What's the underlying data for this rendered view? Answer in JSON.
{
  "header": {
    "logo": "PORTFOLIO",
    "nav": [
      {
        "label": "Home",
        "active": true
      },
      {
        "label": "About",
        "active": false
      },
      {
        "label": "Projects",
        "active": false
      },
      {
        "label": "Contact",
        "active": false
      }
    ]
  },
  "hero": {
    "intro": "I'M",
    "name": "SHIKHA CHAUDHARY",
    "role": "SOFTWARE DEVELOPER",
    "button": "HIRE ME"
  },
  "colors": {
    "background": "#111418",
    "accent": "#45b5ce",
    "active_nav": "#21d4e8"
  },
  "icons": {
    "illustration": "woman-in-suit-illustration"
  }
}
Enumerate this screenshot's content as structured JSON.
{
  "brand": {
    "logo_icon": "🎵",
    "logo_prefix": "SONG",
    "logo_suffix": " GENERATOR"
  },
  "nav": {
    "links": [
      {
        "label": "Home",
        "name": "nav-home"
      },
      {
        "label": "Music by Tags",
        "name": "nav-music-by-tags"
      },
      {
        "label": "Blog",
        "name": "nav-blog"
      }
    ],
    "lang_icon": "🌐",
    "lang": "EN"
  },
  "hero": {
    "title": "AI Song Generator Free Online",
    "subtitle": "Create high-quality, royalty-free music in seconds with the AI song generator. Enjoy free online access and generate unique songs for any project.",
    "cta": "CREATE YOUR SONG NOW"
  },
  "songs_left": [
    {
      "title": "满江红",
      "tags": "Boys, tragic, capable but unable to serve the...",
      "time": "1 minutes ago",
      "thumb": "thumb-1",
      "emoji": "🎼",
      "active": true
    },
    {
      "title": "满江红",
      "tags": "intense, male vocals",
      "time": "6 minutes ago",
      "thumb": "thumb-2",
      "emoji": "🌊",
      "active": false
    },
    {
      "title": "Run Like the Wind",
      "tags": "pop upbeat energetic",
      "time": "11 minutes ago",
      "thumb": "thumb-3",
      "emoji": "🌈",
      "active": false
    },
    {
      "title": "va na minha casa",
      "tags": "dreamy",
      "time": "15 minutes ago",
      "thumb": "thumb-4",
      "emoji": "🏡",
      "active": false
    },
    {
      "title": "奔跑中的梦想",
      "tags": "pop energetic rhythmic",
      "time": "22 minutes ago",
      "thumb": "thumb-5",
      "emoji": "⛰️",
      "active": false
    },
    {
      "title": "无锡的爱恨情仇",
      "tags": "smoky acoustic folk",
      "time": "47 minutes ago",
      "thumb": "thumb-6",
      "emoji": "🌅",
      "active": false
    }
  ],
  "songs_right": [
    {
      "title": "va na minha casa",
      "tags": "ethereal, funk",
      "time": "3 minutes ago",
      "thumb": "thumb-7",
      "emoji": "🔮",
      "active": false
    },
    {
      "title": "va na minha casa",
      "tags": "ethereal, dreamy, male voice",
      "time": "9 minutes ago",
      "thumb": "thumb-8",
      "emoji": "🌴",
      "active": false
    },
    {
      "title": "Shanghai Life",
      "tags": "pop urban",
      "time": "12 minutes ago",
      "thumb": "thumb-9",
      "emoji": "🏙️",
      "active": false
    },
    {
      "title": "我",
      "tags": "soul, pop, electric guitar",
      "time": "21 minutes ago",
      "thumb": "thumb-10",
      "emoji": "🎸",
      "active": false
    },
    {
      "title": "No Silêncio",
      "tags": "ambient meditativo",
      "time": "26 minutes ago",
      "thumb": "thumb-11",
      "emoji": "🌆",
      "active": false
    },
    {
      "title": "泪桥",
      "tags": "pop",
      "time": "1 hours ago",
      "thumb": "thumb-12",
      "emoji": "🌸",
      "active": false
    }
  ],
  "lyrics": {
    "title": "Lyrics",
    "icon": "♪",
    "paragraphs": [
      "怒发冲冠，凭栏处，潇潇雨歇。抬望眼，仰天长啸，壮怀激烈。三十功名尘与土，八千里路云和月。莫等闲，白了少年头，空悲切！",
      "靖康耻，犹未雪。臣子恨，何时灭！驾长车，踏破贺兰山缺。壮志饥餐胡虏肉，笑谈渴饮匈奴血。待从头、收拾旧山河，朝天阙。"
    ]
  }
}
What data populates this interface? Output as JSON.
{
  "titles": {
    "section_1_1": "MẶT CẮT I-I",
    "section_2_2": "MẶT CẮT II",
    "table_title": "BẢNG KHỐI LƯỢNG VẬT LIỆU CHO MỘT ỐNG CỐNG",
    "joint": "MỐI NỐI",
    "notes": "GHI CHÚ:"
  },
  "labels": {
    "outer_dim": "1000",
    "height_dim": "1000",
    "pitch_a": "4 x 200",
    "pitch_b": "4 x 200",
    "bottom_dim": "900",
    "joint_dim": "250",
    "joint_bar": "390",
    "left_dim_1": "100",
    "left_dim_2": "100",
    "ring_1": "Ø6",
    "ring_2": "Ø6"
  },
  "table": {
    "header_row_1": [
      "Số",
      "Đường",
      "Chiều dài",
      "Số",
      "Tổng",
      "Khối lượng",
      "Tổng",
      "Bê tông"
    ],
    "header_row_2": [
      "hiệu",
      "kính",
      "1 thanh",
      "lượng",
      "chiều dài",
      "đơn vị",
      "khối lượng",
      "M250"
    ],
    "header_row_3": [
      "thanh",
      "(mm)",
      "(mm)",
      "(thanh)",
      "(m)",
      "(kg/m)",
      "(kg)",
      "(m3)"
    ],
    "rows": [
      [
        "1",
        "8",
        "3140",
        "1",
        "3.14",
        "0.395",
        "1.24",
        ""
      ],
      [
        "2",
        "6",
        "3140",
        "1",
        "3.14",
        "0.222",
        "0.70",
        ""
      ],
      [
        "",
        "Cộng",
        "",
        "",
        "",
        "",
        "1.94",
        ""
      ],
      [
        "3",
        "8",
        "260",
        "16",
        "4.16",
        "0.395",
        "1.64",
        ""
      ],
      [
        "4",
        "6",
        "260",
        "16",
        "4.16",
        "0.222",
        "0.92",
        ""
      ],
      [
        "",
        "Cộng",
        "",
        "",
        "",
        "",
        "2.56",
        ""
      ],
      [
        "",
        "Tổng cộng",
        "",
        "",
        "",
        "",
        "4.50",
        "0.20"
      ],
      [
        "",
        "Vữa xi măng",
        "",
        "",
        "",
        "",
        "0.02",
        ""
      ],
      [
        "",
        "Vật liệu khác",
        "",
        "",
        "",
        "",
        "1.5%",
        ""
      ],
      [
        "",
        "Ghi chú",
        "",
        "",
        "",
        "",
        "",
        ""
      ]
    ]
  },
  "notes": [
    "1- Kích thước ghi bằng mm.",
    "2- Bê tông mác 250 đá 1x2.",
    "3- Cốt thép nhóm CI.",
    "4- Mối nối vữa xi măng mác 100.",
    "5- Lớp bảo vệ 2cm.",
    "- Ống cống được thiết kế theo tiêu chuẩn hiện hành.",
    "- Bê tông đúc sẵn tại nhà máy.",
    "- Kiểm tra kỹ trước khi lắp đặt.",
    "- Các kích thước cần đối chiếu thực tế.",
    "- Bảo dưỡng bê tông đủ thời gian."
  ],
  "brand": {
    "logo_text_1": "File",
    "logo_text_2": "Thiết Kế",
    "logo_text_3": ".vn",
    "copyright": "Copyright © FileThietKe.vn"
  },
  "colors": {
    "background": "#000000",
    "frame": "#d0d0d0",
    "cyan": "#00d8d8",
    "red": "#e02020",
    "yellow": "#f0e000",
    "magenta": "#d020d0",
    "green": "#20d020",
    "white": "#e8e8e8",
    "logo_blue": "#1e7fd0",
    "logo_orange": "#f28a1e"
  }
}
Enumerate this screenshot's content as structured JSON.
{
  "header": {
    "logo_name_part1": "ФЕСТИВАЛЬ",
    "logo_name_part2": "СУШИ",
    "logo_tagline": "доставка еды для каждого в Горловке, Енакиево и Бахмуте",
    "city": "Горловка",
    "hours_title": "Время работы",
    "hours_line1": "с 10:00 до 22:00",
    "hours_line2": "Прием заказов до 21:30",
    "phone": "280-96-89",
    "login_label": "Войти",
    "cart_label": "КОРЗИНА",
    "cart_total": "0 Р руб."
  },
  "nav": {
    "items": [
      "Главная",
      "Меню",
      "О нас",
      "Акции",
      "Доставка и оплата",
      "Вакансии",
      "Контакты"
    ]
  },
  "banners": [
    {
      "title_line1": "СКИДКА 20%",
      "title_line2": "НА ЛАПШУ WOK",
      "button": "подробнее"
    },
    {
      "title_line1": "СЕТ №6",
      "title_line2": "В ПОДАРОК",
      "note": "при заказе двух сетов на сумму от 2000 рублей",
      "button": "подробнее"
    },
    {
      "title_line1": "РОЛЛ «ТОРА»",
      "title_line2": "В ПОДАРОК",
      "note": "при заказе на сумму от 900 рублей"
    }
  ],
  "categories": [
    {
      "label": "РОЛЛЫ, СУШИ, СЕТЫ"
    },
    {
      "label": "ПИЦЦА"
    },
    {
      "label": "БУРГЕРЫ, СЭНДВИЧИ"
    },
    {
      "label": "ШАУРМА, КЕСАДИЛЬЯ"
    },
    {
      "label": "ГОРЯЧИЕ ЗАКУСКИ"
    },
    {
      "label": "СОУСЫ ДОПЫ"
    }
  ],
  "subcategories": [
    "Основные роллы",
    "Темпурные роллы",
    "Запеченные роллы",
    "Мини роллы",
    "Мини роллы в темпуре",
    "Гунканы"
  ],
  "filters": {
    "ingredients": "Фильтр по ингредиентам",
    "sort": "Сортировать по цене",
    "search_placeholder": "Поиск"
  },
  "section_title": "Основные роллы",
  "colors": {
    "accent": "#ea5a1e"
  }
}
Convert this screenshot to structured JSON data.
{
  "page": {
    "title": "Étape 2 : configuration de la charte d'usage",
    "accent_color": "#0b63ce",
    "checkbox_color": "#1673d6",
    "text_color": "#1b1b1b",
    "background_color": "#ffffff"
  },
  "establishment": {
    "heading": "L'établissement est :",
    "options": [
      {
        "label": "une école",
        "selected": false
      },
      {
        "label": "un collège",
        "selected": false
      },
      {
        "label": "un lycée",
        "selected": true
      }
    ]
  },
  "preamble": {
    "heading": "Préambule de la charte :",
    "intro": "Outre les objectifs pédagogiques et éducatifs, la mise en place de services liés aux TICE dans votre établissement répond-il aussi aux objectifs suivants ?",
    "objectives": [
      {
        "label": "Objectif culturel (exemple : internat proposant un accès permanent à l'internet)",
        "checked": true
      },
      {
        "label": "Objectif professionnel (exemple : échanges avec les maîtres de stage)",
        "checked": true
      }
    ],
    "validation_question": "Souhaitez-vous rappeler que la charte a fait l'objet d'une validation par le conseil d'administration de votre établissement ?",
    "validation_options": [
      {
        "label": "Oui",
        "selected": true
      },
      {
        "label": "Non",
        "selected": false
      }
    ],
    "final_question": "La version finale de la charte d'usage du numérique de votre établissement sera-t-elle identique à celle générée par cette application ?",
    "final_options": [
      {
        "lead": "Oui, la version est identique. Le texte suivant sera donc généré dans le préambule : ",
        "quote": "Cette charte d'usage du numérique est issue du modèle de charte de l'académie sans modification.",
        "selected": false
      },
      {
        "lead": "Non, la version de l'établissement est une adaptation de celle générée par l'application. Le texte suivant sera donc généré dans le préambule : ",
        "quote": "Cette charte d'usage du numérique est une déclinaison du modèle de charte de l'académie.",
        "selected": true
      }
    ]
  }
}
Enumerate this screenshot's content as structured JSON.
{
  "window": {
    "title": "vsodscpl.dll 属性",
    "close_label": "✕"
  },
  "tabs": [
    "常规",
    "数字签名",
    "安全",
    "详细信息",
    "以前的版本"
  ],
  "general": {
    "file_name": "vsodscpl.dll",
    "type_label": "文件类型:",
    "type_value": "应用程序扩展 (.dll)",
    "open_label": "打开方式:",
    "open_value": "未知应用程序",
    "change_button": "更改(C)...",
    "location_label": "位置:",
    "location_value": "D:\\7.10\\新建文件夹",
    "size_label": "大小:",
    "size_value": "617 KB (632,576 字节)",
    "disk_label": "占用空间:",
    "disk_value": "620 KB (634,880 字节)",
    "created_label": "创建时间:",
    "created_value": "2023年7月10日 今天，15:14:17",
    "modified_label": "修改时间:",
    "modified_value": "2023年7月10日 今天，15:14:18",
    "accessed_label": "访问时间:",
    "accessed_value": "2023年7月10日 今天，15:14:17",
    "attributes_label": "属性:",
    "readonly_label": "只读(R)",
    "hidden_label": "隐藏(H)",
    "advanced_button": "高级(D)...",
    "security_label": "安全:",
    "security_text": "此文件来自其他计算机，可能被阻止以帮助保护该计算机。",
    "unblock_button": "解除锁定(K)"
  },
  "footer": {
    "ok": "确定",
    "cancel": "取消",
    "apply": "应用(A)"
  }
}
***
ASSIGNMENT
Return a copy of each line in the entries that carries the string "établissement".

SOLUTION TO THIS EXERCISE
    "heading": "L'établissement est :",
    "intro": "Outre les objectifs pédagogiques et éducatifs, la mise en place de services liés aux TICE dans votre établissement répond-il aussi aux objectifs suivants ?",
    "validation_question": "Souhaitez-vous rappeler que la charte a fait l'objet d'une validation par le conseil d'administration de votre établissement ?",
    "final_question": "La version finale de la charte d'usage du numérique de votre établissement sera-t-elle identique à celle générée par cette application ?",
        "lead": "Non, la version de l'établissement est une adaptation de celle générée par l'application. Le texte suivant sera donc généré dans le préambule : ",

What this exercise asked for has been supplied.